**TASK OBJECTIVE**.
Go over the records and copy every line with the string "pass".
BEGIN MATERIAL FOR THIS EXERCISE
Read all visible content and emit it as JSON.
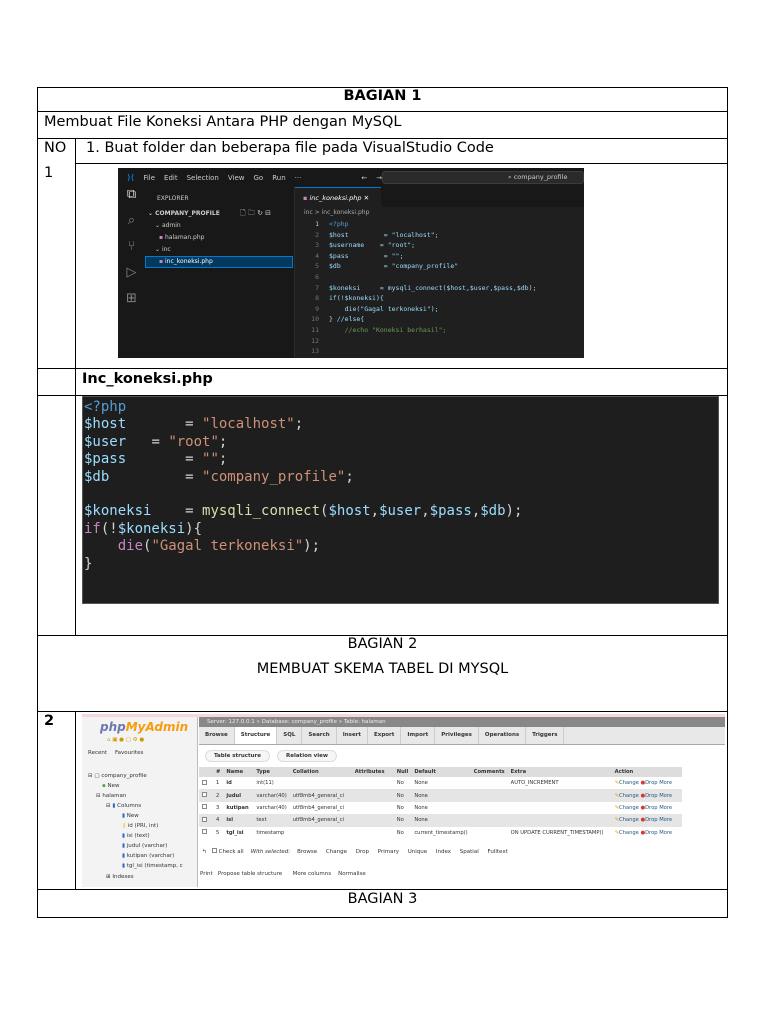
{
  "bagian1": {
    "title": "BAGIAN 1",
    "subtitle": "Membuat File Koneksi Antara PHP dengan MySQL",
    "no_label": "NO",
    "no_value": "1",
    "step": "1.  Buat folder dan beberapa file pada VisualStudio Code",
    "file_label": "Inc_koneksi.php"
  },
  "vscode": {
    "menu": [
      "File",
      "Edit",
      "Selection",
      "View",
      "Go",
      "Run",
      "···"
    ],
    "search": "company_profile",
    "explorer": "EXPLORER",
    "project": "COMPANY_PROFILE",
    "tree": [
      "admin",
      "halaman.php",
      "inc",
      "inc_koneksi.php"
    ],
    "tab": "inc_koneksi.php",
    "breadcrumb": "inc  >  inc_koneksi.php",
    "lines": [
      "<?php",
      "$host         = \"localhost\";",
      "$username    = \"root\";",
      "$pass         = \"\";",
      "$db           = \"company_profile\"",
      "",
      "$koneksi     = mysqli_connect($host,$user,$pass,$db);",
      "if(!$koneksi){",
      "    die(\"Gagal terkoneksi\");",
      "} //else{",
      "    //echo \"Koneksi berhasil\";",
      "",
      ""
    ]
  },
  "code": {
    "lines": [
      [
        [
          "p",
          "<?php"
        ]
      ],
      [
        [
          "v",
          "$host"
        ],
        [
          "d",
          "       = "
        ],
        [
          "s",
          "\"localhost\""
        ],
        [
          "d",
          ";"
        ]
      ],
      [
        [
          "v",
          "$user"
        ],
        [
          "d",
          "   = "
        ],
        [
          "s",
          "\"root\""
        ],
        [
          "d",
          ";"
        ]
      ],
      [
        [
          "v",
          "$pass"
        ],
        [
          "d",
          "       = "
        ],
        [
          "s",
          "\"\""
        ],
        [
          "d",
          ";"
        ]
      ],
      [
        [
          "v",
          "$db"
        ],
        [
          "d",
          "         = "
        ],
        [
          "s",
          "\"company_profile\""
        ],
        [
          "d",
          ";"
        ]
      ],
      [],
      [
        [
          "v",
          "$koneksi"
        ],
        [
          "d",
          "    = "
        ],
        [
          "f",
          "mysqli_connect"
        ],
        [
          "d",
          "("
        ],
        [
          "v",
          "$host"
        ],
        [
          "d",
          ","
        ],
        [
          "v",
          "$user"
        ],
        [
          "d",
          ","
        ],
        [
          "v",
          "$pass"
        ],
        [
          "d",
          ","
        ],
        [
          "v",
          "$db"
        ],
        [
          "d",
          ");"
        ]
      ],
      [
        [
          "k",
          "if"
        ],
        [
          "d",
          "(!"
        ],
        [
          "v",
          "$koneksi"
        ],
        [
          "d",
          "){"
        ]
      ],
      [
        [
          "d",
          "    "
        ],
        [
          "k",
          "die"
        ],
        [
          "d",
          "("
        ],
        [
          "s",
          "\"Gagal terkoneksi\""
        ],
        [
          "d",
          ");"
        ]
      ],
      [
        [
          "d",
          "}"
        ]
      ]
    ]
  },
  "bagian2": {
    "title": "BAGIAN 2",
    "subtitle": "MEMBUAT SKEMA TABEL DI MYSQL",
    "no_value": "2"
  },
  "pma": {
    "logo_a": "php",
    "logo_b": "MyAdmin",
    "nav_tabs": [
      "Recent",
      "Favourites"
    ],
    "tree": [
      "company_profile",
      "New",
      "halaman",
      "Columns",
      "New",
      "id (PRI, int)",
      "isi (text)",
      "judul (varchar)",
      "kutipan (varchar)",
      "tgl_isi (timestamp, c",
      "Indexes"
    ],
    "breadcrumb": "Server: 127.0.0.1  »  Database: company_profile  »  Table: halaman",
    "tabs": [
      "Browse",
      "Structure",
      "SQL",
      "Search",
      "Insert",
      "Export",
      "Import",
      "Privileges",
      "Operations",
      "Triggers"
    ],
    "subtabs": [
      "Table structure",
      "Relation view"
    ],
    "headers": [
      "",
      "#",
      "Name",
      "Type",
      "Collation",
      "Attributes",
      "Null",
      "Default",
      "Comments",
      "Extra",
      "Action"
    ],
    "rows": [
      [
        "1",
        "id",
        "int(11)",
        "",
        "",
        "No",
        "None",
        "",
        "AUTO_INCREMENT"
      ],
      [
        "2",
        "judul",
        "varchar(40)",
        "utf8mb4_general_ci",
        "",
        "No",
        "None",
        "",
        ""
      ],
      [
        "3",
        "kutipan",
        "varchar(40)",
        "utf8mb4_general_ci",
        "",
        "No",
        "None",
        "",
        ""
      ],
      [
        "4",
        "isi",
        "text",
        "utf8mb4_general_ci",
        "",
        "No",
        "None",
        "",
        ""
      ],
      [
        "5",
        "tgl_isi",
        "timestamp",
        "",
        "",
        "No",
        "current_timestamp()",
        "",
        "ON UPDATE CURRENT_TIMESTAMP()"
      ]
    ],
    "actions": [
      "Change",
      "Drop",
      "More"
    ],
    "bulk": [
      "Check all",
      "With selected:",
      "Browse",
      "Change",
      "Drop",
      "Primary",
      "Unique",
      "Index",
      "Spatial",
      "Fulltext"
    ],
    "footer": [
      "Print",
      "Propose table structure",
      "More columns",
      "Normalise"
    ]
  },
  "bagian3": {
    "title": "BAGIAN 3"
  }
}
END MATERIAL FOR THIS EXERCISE
**YOUR SOLUTION**.
      "$pass         = \"\";",
      "$koneksi     = mysqli_connect($host,$user,$pass,$db);",
          "$pass"
          "$pass"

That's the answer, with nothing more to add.